**About this task**
Among the entries that follow, how many lines contain the string "color"? Answer with that number only.

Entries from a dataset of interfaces
*****
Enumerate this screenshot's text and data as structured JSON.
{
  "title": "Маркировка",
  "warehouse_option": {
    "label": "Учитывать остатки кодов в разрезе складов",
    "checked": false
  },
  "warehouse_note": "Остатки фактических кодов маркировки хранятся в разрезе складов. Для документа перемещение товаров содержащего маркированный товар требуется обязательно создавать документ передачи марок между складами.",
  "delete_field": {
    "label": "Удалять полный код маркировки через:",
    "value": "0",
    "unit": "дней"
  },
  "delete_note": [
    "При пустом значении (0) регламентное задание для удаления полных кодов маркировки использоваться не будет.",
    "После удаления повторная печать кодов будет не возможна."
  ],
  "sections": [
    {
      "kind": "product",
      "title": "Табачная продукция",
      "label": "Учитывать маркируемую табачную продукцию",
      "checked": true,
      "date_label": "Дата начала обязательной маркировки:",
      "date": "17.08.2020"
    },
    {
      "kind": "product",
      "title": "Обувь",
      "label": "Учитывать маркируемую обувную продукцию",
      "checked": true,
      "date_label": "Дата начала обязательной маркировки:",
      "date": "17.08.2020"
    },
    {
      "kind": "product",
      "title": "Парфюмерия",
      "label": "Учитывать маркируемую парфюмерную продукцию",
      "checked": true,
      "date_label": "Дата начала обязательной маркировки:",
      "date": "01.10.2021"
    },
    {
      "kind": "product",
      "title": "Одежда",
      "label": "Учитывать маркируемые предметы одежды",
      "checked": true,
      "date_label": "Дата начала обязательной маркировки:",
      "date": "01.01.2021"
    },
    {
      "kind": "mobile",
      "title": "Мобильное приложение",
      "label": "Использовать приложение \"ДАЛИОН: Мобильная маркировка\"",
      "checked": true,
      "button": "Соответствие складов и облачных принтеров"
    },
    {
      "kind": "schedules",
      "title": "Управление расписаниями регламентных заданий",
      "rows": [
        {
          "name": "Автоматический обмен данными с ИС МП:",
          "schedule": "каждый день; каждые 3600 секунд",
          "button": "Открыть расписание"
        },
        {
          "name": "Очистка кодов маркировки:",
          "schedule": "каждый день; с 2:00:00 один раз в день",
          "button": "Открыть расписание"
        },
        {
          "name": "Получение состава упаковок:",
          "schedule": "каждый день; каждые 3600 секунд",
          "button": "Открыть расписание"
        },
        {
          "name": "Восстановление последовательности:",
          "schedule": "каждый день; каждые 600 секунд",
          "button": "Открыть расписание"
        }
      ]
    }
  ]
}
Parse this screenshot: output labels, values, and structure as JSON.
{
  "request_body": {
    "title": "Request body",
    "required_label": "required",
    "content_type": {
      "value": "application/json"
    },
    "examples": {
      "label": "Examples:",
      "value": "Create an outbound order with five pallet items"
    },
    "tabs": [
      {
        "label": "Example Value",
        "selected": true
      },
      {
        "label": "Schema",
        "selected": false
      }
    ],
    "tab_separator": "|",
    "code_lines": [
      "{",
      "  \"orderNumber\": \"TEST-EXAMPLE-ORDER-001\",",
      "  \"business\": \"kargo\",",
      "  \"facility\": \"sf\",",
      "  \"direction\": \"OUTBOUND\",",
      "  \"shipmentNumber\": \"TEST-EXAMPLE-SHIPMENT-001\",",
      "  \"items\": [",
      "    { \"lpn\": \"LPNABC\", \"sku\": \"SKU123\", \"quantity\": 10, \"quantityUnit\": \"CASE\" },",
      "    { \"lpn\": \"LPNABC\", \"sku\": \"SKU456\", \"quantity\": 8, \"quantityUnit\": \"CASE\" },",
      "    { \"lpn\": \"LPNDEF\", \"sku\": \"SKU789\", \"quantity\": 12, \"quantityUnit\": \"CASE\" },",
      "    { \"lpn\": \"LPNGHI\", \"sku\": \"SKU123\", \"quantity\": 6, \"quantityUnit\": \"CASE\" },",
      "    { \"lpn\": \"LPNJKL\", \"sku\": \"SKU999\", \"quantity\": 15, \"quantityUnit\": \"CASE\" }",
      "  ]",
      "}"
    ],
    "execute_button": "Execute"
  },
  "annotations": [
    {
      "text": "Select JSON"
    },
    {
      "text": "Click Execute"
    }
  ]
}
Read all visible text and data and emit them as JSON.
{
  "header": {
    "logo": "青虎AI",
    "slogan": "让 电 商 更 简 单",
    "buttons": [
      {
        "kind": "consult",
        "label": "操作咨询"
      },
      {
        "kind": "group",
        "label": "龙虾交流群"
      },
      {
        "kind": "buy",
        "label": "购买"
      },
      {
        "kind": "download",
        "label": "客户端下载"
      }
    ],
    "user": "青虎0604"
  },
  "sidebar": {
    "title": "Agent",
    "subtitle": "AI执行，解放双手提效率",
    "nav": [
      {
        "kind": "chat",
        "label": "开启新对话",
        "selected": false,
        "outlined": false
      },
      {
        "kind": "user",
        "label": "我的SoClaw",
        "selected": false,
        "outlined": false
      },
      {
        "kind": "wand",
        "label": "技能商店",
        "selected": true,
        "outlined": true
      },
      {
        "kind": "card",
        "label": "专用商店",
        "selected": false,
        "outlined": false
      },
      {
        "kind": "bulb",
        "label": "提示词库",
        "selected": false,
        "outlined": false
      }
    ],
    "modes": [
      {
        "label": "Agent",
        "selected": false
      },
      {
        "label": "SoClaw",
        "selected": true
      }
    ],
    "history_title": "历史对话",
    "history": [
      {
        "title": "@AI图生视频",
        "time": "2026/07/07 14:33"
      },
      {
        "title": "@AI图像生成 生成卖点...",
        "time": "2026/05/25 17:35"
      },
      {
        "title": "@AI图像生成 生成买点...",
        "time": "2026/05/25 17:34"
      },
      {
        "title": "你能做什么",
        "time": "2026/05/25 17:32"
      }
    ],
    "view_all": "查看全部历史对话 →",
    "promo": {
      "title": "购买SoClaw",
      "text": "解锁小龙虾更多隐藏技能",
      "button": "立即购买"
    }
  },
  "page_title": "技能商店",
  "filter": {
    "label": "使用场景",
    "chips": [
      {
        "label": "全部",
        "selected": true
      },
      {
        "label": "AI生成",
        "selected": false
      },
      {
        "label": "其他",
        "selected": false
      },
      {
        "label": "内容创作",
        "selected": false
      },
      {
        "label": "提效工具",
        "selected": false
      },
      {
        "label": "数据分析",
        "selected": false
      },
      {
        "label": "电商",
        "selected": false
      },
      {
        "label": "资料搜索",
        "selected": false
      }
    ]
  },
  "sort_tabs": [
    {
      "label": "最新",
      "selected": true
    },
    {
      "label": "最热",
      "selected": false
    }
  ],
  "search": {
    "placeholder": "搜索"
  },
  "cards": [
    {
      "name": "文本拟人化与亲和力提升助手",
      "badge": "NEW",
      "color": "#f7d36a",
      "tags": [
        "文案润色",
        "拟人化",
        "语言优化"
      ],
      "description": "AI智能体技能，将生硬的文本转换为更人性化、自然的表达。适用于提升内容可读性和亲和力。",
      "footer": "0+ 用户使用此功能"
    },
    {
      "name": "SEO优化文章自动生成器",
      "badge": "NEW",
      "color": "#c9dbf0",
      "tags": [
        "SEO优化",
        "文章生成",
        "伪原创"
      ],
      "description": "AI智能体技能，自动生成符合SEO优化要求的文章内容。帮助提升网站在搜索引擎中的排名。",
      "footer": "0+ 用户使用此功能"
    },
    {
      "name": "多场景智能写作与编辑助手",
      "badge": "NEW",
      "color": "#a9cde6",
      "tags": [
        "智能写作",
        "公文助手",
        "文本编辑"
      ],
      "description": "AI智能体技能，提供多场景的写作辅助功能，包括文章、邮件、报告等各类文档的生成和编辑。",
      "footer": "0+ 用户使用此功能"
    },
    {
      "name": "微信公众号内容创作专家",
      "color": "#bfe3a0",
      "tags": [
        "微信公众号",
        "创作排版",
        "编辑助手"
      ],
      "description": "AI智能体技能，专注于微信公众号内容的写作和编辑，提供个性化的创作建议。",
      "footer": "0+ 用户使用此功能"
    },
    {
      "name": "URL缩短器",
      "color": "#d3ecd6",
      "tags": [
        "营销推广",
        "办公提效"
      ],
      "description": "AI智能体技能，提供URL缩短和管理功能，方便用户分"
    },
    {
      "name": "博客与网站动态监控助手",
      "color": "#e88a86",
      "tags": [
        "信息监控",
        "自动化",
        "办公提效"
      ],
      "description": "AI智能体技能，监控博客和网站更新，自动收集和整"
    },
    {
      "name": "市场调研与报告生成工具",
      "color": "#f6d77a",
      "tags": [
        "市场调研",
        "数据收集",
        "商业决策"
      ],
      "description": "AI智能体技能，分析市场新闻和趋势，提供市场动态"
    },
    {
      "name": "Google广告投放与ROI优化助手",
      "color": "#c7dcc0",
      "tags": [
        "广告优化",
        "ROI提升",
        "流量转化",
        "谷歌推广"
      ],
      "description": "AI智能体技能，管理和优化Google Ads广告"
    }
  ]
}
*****
**Answer box**
8